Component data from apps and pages
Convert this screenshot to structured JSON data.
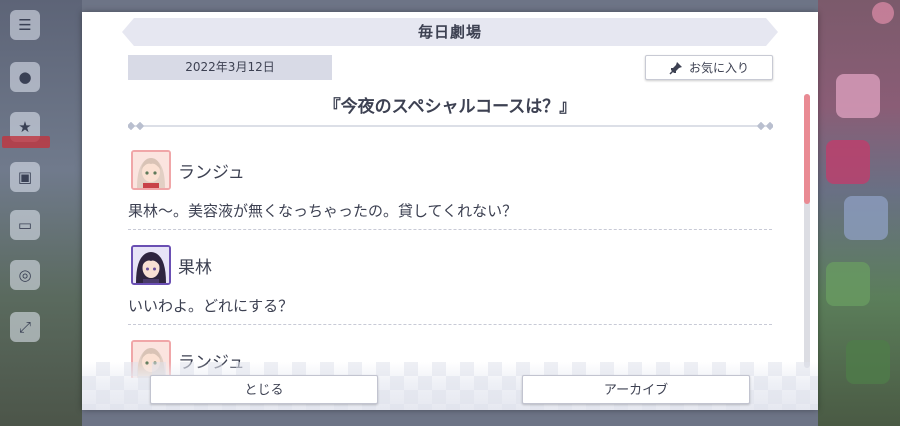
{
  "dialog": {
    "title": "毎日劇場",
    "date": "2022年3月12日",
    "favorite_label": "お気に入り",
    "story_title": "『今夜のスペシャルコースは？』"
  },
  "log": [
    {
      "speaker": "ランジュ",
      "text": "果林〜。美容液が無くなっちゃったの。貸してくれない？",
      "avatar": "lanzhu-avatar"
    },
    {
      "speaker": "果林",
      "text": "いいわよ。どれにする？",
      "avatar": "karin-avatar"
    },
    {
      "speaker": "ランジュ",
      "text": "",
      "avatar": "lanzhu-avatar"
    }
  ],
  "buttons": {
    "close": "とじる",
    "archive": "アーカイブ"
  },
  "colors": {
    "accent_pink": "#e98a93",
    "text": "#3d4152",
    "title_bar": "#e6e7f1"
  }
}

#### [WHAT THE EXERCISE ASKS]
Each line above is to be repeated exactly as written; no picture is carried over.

#### [EXERCISE RESULT]
Convert this screenshot to structured JSON data.
{
  "dialog": {
    "title": "毎日劇場",
    "date": "2022年3月12日",
    "favorite_label": "お気に入り",
    "story_title": "『今夜のスペシャルコースは？』"
  },
  "log": [
    {
      "speaker": "ランジュ",
      "text": "果林〜。美容液が無くなっちゃったの。貸してくれない？",
      "avatar": "lanzhu-avatar"
    },
    {
      "speaker": "果林",
      "text": "いいわよ。どれにする？",
      "avatar": "karin-avatar"
    },
    {
      "speaker": "ランジュ",
      "text": "",
      "avatar": "lanzhu-avatar"
    }
  ],
  "buttons": {
    "close": "とじる",
    "archive": "アーカイブ"
  },
  "colors": {
    "accent_pink": "#e98a93",
    "text": "#3d4152",
    "title_bar": "#e6e7f1"
  }
}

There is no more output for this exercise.